Mumbai: The world is battling an epidemic of drug resistant tuberculosis. A disease which was declared a global health emergency in 1993, continues to grow unchecked even today. Thousand people succumb to this infectious disease every day in India, with estimates of more than a lakh people suffering from drug resistant tuberculosis. A preventable and curable disease has mutated into a lethal form - who is to blame?
Dr Zarir Udwadia, tuberculosis Specialist Hinduja Hospital said, "All of us are to blame. The very fact that this kind of tuberculosis exists, means that we have all failed as a community at a public health level, at a private level. At a public health level, while DOTS is being a great success, it turns its back on multi drug resistance. On the private side, one of our studies showed that prescriptions are very poor - wrong doses are given, wrong drugs, this again serves to amplify the problem."

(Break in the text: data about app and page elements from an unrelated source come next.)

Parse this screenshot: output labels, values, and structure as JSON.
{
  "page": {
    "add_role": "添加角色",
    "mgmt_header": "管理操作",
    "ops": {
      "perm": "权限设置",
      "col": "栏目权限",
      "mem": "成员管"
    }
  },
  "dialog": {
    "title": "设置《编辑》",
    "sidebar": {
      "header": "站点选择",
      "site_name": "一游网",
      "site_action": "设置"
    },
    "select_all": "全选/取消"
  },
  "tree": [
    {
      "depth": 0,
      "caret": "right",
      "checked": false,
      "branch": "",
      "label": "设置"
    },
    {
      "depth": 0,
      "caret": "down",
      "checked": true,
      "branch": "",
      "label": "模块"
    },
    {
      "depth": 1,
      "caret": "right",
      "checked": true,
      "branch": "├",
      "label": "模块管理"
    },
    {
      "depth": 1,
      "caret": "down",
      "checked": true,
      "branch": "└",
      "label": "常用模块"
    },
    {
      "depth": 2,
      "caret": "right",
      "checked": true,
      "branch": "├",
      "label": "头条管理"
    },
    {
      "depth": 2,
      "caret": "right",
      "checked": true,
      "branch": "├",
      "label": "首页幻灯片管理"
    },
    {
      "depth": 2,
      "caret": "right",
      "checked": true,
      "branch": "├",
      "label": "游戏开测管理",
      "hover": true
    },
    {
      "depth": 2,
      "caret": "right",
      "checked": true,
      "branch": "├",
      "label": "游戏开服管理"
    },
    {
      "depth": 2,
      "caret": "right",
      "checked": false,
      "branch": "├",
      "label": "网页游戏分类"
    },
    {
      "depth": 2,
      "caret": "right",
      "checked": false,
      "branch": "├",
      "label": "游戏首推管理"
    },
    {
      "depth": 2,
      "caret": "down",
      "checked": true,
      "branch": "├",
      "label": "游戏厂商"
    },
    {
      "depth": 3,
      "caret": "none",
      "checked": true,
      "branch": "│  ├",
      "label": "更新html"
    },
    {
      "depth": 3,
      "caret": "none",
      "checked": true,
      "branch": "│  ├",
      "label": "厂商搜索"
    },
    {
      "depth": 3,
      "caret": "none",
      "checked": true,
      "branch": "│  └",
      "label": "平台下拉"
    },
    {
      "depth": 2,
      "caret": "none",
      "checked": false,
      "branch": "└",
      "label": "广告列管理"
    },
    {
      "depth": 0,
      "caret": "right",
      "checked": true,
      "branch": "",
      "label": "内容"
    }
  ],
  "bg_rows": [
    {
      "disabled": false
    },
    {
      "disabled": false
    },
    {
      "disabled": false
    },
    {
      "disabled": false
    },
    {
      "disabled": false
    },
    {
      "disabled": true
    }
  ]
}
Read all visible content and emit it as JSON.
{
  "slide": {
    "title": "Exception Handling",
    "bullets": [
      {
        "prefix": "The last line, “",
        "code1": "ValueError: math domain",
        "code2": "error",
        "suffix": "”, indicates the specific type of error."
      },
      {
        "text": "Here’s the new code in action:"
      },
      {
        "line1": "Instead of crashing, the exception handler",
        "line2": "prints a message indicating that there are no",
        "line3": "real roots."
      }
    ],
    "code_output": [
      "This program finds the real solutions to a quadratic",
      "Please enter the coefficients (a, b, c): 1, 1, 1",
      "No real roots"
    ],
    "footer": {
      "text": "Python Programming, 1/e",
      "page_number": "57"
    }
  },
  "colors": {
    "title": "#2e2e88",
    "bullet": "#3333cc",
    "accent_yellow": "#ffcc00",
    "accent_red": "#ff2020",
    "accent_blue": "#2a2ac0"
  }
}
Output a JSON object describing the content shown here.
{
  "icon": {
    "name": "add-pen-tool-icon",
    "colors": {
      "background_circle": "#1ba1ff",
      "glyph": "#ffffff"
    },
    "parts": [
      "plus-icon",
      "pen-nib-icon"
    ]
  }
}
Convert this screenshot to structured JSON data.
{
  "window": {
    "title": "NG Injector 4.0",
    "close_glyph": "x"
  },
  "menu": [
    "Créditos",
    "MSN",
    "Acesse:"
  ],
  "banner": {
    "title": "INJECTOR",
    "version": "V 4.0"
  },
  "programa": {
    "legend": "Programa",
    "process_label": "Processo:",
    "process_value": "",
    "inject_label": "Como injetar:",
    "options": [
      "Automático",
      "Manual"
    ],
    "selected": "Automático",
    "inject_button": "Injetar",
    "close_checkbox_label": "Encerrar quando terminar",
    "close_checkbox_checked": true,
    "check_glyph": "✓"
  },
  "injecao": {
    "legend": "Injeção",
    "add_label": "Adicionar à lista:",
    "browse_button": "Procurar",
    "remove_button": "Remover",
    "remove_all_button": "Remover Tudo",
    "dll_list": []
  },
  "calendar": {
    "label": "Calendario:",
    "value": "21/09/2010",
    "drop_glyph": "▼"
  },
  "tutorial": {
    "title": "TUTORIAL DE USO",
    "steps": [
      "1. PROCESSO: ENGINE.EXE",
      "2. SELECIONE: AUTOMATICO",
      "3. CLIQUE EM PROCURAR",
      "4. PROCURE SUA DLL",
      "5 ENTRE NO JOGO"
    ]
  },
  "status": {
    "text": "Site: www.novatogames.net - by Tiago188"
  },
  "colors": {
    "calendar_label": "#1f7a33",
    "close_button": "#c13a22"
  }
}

And the result is the growing foothold of XXDR tuberculosis in India, a new and almost impossible to treat strain of tuberculosis. Though the government remains in denial, The latest study published in the Indian Journal of Medical Research finds resistance is rising as Indians pop and misuse antibiotics.
XXDR tuberculosis is new and almost impossible to treat strain of tuberculosis.
Seven per cent of all new TB patients in Mumbai did not respond to any known tuberculosis medication and this could be a nation wide phenomenon. Fifty per cent of antibiotics are overused and misused by physicians and patients across the country. Forty three per cent patients self medicate with one out of four not even finishing the course.
If India has to meet its Millennium Development goals of 2015, it needs to reverse or atleast halt the incidence of tuberculosis by then. What steps can immediately be taken?
As we mark the World Tuberculosis Day, there is no denying the fact that tuberculosis fuelled by antibiotic resistance, continues to be a global threat, one that must be issued urgently. However, the discovery of a new TB drug after more than four decades, Sirturu, is the silver lining in the cloud.